misses forecast@

* CBA first-half profit slips 2 pct to A$4.74 bln

* CEO expresses "regret" over result, promises to "do better" (Recasts adds CEO, analyst comments)

SYDNEY Feb 7 (Reuters) - Commonwealth Bank of Australia , the countrys biggest mortgage lender, posted a decline in first-half cash profit on Wednesday, missing analysts' expectations as it booked an A$575 million ($454 million) charge for regulatory costs including a money-laundering lawsuit.

CBA reported that cash profit for the six months ended Dec. 31 slipped 2 percent to A$4.74 billion from the same period last year, contrasting with an anticipated 5 percent rise in profit, according to seven analysts polled by Reuters.

"We recognise, and regret, that these costs arise from our failure to meet some standards that we should have," outgoing Chief Executive Ian Narev said in a statement. "We will continue to work hard to do better."

Narev, who has led CBA since 2011, announced his retirement last year amid mounting calls for his resignation following allegations in a federal lawsuit that CBA had overseen tens of thousands of breaches of anti-money laundering rules.

CBA said last month it was handing the CEO mantle to its retail banking boss, Matt Comyn, surprising several experts who had expected the bank to avoid naming someone from within its ranks on concerns the person may be seen as tainted by the scandal.

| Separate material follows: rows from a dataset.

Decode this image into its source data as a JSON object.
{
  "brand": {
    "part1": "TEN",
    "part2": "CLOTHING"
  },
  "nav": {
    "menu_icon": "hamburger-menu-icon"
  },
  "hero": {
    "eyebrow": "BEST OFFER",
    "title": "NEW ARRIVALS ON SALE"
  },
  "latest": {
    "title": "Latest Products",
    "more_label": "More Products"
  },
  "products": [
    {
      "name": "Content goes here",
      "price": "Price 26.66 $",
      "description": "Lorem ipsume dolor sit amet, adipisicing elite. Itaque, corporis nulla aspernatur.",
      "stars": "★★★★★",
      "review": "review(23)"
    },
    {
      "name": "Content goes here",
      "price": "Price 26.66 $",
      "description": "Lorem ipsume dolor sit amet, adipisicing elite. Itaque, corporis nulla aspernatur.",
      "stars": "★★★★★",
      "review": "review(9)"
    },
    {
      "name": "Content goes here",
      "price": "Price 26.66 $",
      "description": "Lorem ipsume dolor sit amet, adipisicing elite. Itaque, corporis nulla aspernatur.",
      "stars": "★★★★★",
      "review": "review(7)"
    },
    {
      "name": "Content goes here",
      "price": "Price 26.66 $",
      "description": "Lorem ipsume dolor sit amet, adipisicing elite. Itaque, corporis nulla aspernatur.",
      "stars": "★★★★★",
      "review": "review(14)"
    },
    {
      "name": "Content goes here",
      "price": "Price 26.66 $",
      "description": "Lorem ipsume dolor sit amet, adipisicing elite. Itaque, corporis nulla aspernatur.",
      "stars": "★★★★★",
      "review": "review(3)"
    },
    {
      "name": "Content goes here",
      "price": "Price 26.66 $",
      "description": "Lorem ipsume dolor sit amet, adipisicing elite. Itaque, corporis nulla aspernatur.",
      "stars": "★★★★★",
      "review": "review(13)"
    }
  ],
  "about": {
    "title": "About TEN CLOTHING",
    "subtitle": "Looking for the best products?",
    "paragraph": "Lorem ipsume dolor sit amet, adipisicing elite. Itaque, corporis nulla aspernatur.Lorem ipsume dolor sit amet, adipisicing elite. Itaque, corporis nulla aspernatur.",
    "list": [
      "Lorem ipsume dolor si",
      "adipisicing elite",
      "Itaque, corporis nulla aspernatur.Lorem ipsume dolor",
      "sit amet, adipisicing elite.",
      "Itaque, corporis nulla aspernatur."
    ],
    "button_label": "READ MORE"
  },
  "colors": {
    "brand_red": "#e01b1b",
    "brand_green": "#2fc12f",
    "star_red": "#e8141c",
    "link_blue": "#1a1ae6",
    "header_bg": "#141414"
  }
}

CBA booked an A$375 million expense to pay civil penalties and legal fees related to money-laundering claims and an A$200 million provision for further expected costs related to regulatory, compliance and remediation programs.

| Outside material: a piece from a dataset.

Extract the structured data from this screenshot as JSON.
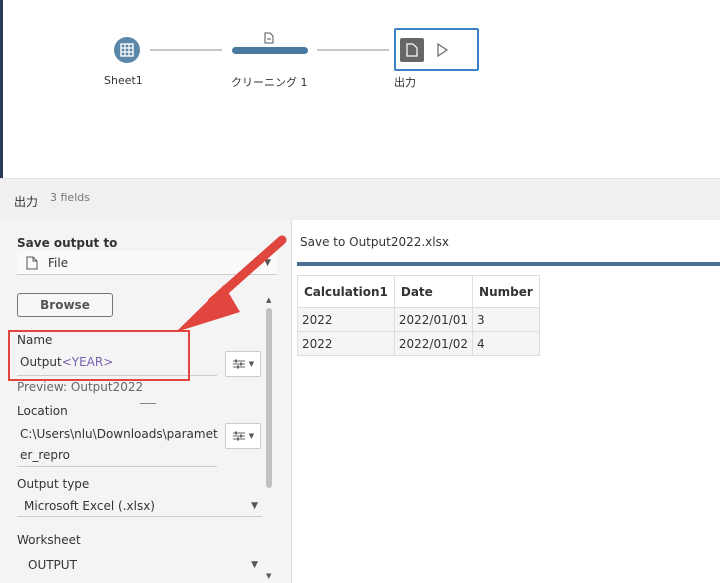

"We expect this result to be disappointingly received ... and doubt that the latter amount (A$200 million charge) could be regarded as non-recurrent," Credit Suisse analysts wrote in an emailed note.

CBA shares have shed about 19 percent from their 2015 peak.

The bank also adjusted its earnings to reflect the A$3.8 billion sale of its life insurance business to AIA group , which will be completed by the end of the current calendar year. Including those earnings, cash profit would have been flat at A$4.87 billion, it said.

Cash profit, a measure that excludes one-offs and non-cash accounting items, is closely watched by investors.

CBA declared an interim dividend of A$2 a share, up one Australian cent from a year ago.

The banks net interest margin, the difference between interest costs and interest earned and a key gauge of profitability, rose 6 basis points to 2.16 percent during the period. ($1 = 1.2682 Australian dollars)

(Reporting by Paulina Duran in Sydney; Additional reporting by Shashwat Pradhan in Bengaluru; Editing by Jane Wardell and Peter Cooney)